- Mobile platform support should be extended.
Beyond that, I’m not sure where we’re going to take the project. We’ll have to see!
On March 10th, I’ll be presenting an ASP.NET control library for Facebook at the Phoenix ASP.NET Users Group. Among other things, we’ll be talking about how to create a Facebook application using ASP.NET, debugging aids, and the Facebook API. Along with that, Terralever will be releasing our library to the open-source community on Codeplex. (This post will be updated once we’ve done so).
The library is currently in varying degrees of maturity. We’ve got about half of the FBML controls supported in the library with full design-time support:
If you haven’t worked with Facebook before, aside from having design-time support, the best part about having Facebook controls with runat=”server” on them is that you have full access to them in codebehind. Because of the way Facebook controls are accessed (using the XML fb: prefix), we couldn’t do that before without causing exceptions because ASP.NET would try to access them. That generally led us to using ugly ASP.NET databinding syntax:
<fb:name usereflexive=”true” useyou=”true” capitalize=”true” uid=’<%# Eval(“FbUserID”) %>’ />
We still have the ability to use this type of syntax, but we have the flexibility to do specific databinding (for instance, within a repeater control), accessing that control within a type-safe way.

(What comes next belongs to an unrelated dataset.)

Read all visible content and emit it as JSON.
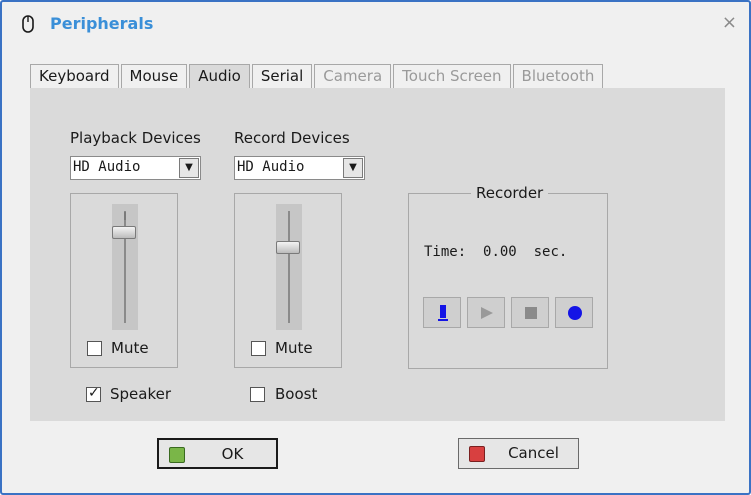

There are a few big differences, though. Facebook has this concept of a meta-control called fb:else; it’s used in conjunction with several other controls (such as the one shown in the screenshot above). But that’s DEFINITELY not supported in the ASP.NET code editor, and it’s fairly irregular for an ASP.NET application. Fortunately, we already have a way around that problem, templates:
By using designer templates we’re able to provide that metadata to the editor. (More on that before too long).

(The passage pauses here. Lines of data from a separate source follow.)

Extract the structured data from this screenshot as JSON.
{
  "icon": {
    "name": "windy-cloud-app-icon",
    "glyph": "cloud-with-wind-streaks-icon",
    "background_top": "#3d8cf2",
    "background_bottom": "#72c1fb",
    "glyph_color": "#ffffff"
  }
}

For the release in early March following the user group presentation, we’ll release a subset of the FBML user controls (the Terralever.Facebook.UI.FbmlControls namespace) to the community, as well as some base-level utility classes, such as base classes for Canvas- and IFrame-based pages. Hopefully, there will also be a preview of LINQ-to-FQL, although that’s not necessarily going to happen. Debugging aids, including specialized and extended tracing HTTP modules, will be part of the release. We’ll also include a couple controls we’ve had to model, including a Pager control, a Birthday List control, and a control template for hosting on user profile boxes.
Additional FBML controls will be added as time goes on, but the second biggest release is going to be adding support to the Terralever.Facebook.UI.CanvasControls namespace. Just like the System.Web.UI.WebControls namespace is to the System.Web.UI.HtmlControls namespace, .CanvasControls is to .FbmlControls. It provides support for some of the higher-level functionality that we’ve come to expect from ASP.NET. If you’ve tried to use the normal validation controls on a Facebook Canvas page, you’ve known the bitter defeat of it. I’m not so sure it’ll get to some of the more data-centric controls we’ve come to know and love, like DataGridView (because let’s be honest – it just doesn’t fit into a Facebook page). But we’ll see some support for postbacks (on that note, Microsoft, ClientScriptManager shouldn’t be sealed and Page.ClientScript should be virtual), all the regular validator controls, and some Facebook-friendly client UI controls.
We’ll include much greater support for the Facebook REST-based API. I haven’t decided yet whether we’ll consume them as WCF services or simply use an XML parsing strategy, such as LINQ-to-XML. It it isn’t already included, we’ll definitely include a LINQ-to-FQL implementation.
Long-term (version 2 and beyond) will most likely add support for the Facebook internationalization platform, the Editor control, and the Mobile platform. We’ll see how it goes and what is requested by the community.